▸ Activity
Check every line of the material below for the string "Publish", and return the ones that have it.

▸ Recorded information
☆ ☆ ☆ ☆
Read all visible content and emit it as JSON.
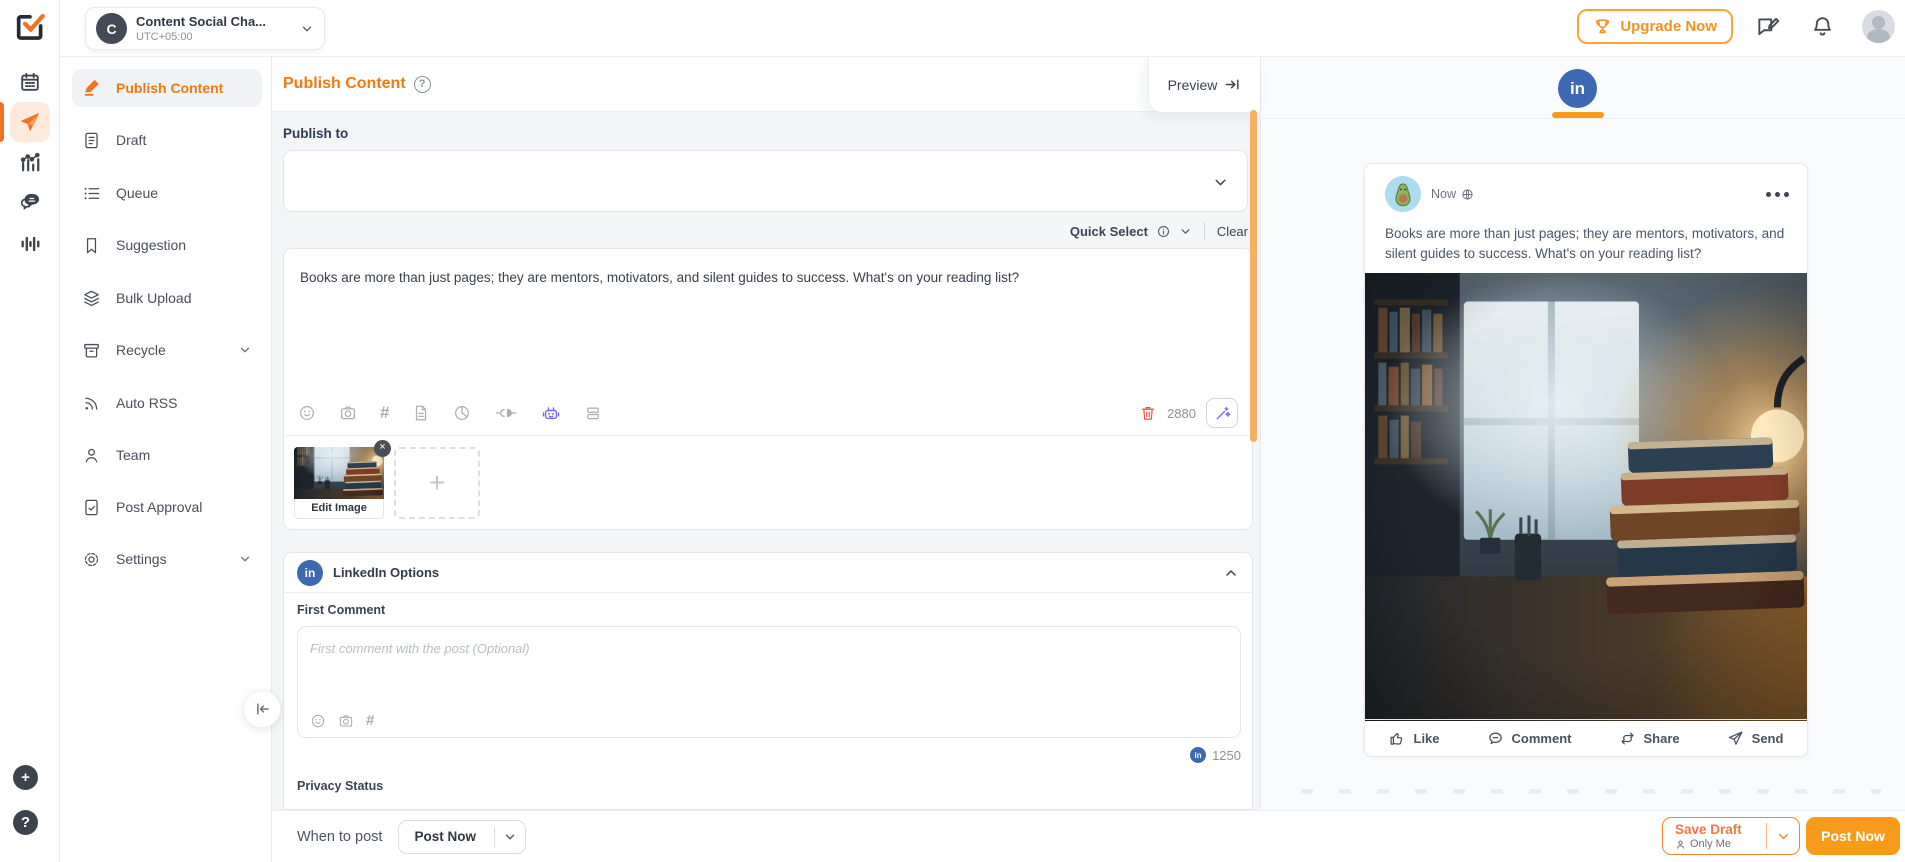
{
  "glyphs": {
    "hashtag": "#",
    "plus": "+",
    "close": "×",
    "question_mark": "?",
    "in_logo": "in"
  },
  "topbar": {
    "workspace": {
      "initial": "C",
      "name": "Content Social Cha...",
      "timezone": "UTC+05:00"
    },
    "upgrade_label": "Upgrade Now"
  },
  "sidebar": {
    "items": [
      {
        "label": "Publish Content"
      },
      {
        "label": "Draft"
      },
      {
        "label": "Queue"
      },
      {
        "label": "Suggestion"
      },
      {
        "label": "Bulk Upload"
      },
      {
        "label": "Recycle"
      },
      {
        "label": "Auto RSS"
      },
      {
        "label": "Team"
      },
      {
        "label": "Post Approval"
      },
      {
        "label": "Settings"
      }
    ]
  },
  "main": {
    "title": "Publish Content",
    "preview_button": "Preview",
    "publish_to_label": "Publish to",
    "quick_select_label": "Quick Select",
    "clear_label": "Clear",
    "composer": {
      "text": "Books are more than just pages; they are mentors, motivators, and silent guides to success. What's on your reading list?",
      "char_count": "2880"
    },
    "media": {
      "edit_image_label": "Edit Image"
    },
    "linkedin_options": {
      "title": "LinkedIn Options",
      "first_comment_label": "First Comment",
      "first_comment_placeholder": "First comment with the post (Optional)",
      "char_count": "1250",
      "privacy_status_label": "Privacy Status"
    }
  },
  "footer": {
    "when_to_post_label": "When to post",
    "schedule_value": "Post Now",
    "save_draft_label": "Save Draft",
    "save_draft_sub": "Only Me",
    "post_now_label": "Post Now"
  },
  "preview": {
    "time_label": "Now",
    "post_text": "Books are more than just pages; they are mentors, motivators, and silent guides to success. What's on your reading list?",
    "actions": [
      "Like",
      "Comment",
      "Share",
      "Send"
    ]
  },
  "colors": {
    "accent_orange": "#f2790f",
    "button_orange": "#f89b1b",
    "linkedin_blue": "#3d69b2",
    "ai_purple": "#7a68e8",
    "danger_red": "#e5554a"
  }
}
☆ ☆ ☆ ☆
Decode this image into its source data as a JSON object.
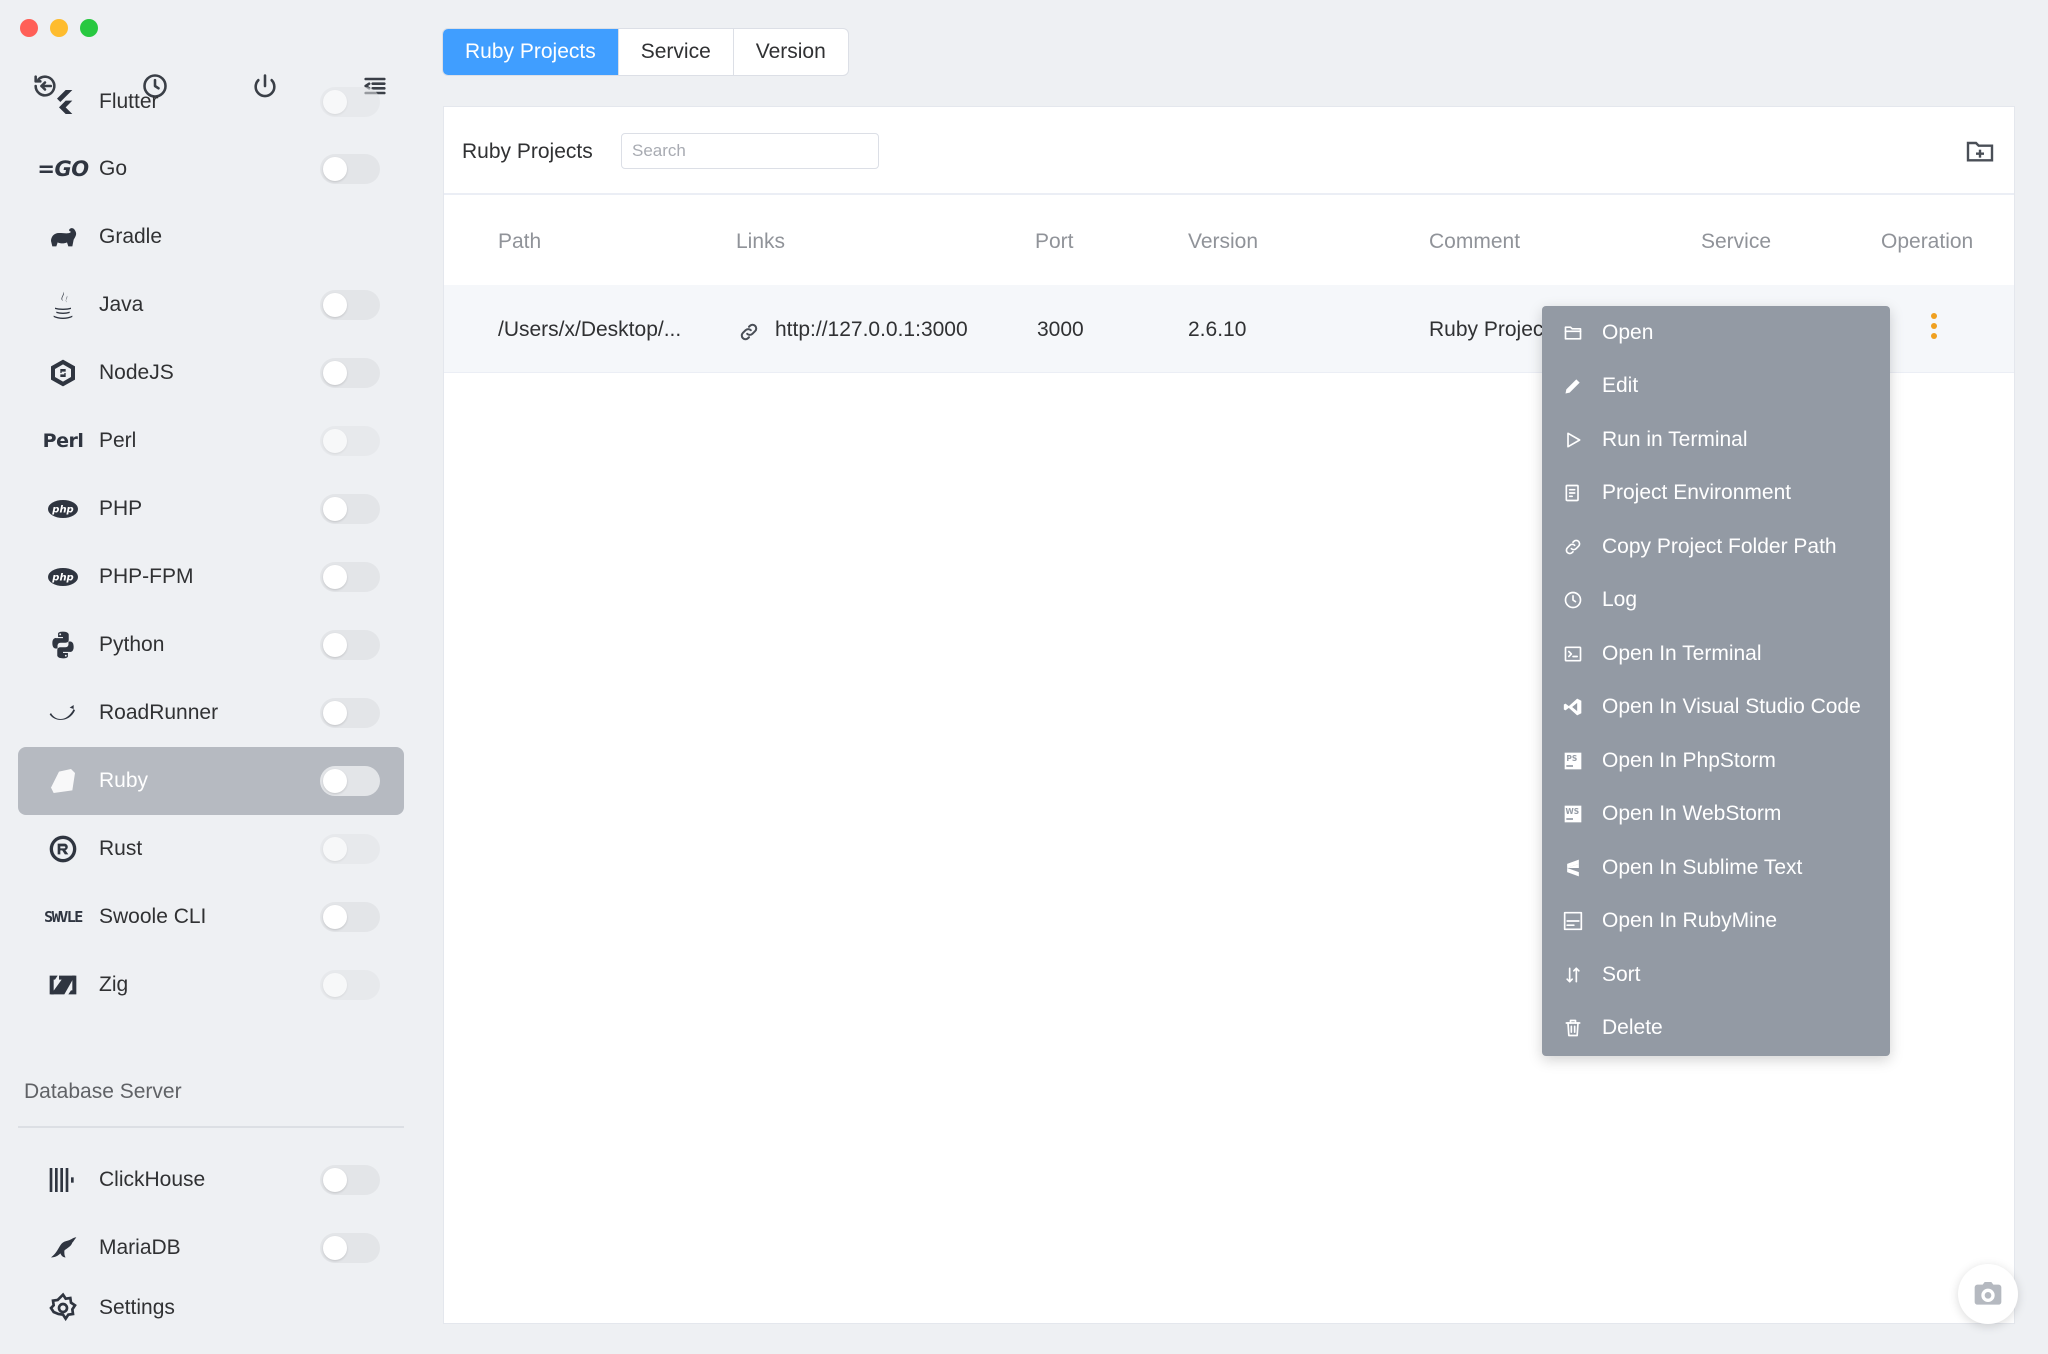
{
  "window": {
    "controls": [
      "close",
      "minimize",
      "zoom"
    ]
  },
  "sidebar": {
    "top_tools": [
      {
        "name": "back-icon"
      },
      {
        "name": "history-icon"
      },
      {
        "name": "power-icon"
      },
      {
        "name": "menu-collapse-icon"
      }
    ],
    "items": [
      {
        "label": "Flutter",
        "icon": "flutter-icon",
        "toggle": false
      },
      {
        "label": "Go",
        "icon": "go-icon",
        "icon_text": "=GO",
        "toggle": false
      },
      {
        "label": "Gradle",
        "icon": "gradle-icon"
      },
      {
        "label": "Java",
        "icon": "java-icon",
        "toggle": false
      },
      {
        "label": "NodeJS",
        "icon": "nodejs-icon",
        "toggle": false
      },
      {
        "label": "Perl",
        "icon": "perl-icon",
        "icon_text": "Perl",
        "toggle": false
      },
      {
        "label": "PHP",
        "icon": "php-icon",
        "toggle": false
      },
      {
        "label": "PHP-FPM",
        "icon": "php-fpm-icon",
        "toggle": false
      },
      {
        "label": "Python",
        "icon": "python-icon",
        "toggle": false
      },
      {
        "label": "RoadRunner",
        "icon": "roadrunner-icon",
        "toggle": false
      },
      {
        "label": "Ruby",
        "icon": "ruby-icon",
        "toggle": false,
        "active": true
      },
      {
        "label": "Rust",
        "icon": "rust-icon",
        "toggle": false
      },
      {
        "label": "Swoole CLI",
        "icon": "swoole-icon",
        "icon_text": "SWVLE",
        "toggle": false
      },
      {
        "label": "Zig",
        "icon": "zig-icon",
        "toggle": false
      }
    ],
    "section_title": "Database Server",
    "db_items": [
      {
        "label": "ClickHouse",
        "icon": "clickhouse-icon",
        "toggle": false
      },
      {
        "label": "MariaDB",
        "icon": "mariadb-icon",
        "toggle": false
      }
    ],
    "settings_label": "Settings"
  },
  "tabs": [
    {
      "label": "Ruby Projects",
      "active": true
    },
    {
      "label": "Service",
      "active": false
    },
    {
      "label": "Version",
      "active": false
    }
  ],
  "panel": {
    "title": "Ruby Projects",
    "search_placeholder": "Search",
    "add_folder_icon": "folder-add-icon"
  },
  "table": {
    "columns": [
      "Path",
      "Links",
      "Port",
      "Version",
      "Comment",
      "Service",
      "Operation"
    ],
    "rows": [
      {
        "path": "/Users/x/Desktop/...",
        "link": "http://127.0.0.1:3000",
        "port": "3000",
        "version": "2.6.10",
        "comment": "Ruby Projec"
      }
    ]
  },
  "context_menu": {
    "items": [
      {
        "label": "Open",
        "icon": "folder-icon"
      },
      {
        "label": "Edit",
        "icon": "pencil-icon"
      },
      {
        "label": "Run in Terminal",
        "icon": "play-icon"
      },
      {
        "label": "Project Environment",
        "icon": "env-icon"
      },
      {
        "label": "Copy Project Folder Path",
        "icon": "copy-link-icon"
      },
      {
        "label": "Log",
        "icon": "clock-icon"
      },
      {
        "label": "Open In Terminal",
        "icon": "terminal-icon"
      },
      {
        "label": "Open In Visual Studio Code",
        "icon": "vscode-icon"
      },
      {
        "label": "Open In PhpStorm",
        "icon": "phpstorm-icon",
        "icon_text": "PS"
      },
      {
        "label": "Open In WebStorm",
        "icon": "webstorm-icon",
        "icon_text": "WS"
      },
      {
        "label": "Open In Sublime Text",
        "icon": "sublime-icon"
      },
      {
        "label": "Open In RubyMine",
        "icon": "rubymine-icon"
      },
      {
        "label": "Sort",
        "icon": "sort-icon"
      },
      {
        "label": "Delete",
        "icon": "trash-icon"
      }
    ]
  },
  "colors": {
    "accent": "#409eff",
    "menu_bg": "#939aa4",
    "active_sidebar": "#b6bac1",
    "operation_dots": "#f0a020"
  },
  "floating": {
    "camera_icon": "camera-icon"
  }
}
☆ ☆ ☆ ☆
▸ Answer space
        "label": "Publish Content"
    "title": "Publish Content",
    "publish_to_label": "Publish to",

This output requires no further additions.